** Provided records follows **
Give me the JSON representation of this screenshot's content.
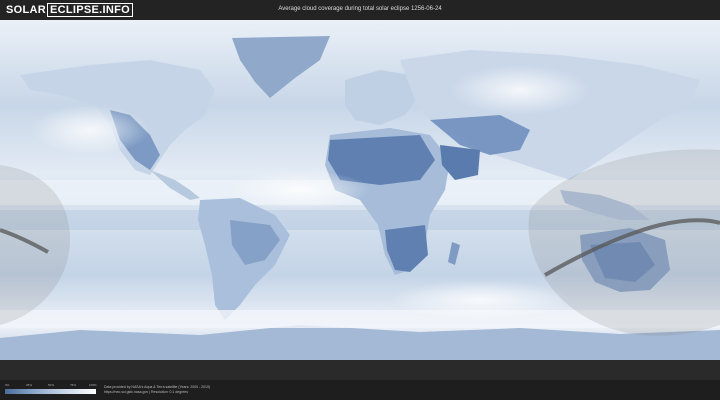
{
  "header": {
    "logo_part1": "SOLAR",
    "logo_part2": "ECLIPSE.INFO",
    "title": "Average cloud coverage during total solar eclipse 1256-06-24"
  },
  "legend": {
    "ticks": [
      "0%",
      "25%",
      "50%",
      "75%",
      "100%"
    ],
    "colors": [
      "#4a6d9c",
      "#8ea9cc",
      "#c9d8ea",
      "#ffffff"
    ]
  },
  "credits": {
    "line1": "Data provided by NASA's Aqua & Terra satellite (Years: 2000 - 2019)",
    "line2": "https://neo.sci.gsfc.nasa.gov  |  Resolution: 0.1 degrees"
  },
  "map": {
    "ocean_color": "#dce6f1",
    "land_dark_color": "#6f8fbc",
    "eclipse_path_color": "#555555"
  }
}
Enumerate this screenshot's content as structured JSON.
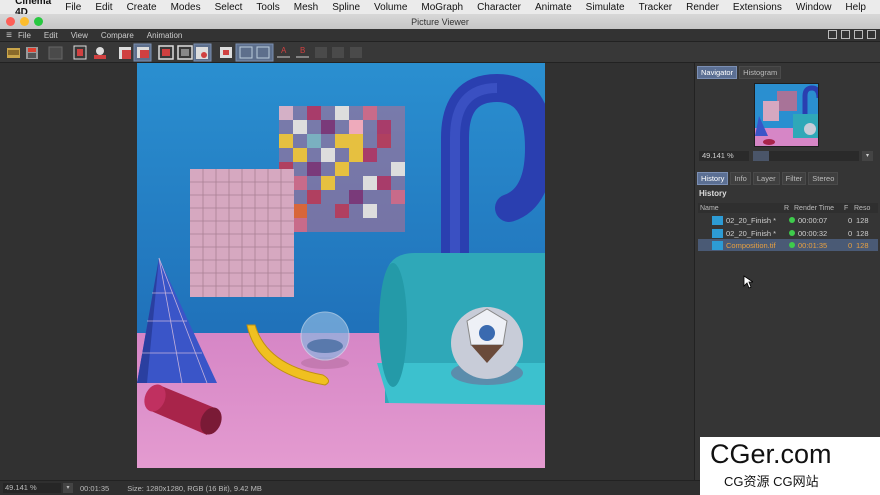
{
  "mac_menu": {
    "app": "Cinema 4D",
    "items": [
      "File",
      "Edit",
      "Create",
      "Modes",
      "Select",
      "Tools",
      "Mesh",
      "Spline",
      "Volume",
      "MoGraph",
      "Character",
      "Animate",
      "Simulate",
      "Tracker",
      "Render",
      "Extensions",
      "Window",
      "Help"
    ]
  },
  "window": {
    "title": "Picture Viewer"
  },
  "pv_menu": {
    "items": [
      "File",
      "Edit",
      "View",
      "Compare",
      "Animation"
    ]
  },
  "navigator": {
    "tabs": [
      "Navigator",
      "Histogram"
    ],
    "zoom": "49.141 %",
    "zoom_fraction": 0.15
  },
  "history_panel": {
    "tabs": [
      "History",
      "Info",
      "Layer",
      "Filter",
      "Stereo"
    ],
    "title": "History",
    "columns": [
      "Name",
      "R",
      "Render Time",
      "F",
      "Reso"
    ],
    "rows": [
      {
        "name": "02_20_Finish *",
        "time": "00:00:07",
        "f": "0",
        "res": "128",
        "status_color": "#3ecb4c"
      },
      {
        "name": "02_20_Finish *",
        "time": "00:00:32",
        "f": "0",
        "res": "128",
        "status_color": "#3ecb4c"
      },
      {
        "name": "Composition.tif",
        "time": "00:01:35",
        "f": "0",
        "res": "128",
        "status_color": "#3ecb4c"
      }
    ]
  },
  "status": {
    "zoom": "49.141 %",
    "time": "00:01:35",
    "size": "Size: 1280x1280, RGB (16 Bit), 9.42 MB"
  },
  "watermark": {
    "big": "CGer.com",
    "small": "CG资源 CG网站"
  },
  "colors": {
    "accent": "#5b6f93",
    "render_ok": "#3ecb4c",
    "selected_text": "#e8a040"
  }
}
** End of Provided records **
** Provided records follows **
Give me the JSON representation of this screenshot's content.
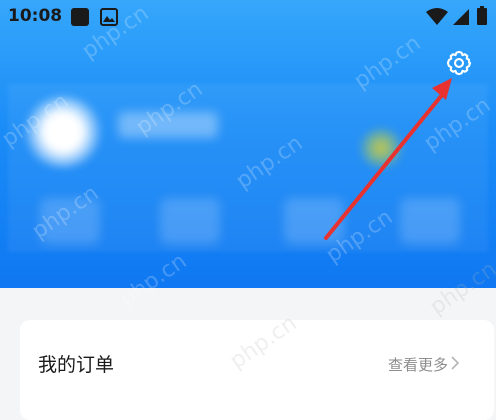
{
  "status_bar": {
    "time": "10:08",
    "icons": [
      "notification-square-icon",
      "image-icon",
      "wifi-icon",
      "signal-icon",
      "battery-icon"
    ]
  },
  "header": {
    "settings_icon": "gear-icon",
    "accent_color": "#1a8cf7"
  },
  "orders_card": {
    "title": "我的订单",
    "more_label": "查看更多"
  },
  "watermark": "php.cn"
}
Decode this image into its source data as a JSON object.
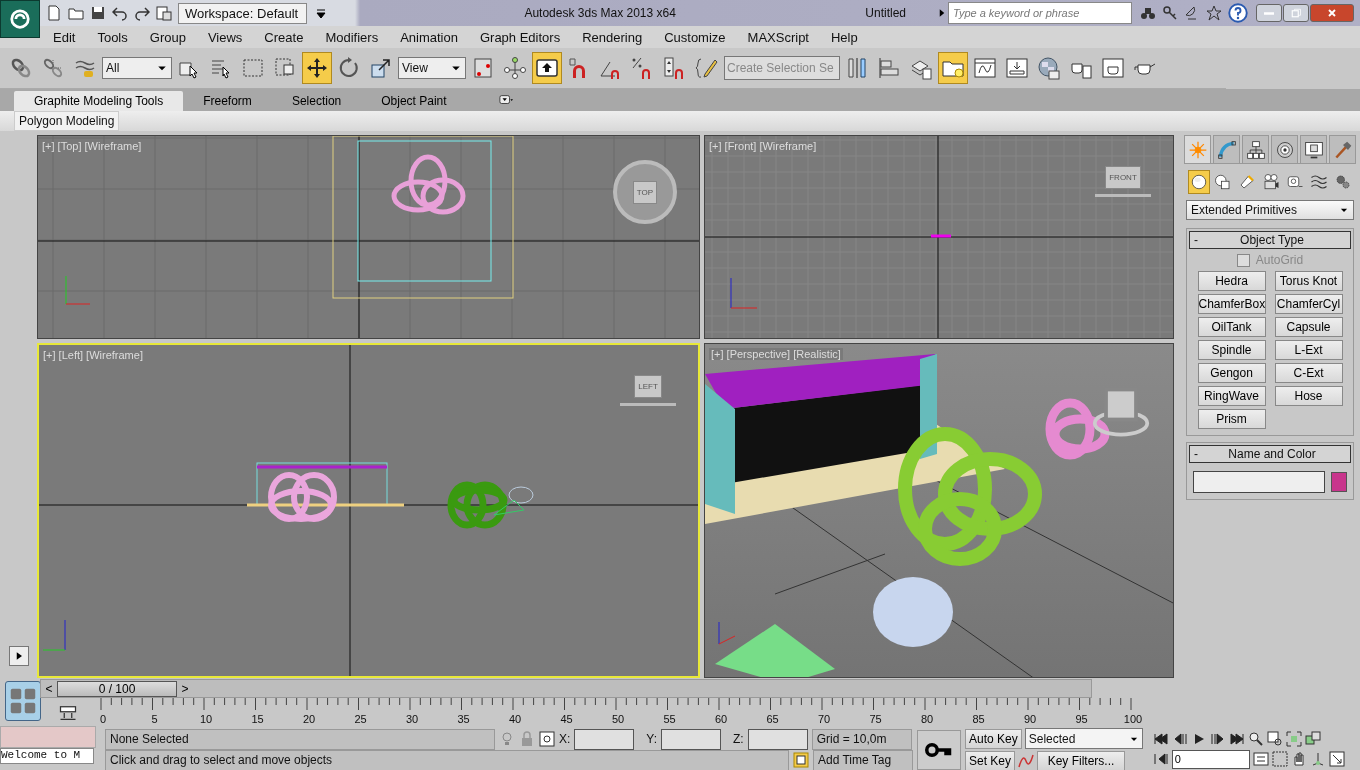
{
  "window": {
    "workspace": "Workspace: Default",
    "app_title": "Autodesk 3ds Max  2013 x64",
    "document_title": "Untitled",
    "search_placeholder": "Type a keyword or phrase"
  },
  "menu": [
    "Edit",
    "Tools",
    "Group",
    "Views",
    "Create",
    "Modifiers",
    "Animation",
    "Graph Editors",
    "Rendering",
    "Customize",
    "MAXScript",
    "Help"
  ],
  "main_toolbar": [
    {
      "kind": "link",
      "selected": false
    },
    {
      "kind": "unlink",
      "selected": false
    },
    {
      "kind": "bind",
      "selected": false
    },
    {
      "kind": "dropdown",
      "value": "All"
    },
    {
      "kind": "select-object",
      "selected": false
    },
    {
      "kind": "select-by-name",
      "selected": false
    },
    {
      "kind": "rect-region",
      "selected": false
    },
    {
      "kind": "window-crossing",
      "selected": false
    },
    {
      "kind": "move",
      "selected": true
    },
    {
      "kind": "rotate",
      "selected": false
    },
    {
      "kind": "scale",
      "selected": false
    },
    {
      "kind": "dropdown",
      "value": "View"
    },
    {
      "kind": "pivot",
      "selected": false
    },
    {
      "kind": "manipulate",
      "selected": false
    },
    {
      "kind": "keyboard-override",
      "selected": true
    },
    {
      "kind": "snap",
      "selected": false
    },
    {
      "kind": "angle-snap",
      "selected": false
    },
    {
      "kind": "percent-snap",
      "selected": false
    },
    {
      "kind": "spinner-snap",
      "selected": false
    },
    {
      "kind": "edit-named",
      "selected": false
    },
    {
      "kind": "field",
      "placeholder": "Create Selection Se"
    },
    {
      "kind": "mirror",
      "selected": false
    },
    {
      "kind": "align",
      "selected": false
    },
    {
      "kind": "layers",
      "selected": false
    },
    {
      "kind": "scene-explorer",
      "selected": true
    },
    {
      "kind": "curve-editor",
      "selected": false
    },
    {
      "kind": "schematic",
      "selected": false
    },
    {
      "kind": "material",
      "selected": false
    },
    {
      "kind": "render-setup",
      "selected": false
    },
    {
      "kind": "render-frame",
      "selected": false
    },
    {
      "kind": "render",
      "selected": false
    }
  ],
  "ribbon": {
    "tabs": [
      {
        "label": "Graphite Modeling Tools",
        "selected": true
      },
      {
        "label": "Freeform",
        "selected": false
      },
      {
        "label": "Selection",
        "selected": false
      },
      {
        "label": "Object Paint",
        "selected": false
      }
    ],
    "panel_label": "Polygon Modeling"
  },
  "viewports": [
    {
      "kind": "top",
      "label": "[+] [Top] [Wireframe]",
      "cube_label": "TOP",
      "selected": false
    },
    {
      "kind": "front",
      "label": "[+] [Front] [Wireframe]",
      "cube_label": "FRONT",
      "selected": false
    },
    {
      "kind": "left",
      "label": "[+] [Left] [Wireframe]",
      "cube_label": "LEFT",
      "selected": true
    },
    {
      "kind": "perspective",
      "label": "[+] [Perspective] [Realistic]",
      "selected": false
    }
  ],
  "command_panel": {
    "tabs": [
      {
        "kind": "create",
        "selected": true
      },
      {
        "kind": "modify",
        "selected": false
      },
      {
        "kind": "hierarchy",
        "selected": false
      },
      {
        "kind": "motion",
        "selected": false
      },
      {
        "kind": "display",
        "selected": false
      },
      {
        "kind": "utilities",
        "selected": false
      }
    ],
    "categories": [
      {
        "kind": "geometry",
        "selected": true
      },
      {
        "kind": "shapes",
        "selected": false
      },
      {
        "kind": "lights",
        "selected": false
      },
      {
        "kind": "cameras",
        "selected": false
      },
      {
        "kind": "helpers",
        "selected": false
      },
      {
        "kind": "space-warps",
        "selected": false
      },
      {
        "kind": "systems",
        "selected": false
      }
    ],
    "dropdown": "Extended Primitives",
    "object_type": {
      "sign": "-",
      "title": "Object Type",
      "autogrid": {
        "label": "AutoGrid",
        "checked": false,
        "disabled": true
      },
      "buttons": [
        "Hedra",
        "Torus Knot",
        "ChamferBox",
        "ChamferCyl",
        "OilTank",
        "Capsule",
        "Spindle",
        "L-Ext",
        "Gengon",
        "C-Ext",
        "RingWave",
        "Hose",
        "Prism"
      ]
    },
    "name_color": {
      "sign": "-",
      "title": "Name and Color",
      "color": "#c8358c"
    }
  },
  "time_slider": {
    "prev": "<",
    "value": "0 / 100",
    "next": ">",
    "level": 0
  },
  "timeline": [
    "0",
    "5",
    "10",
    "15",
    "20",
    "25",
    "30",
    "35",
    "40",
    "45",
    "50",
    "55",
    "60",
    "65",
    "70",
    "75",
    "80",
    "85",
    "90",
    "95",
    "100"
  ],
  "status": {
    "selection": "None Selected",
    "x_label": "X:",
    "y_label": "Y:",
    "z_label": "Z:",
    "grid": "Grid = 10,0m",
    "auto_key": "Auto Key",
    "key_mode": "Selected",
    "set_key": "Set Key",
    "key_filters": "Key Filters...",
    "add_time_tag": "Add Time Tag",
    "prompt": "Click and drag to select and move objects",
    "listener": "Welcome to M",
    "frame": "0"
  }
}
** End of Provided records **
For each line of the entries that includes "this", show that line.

__Exercise solution__:
Give me the JSON representation of this screenshot's content.
Enumerate this screenshot's content as structured JSON.
Give me the JSON representation of this screenshot's content.
Decode this image into its source data as a JSON object.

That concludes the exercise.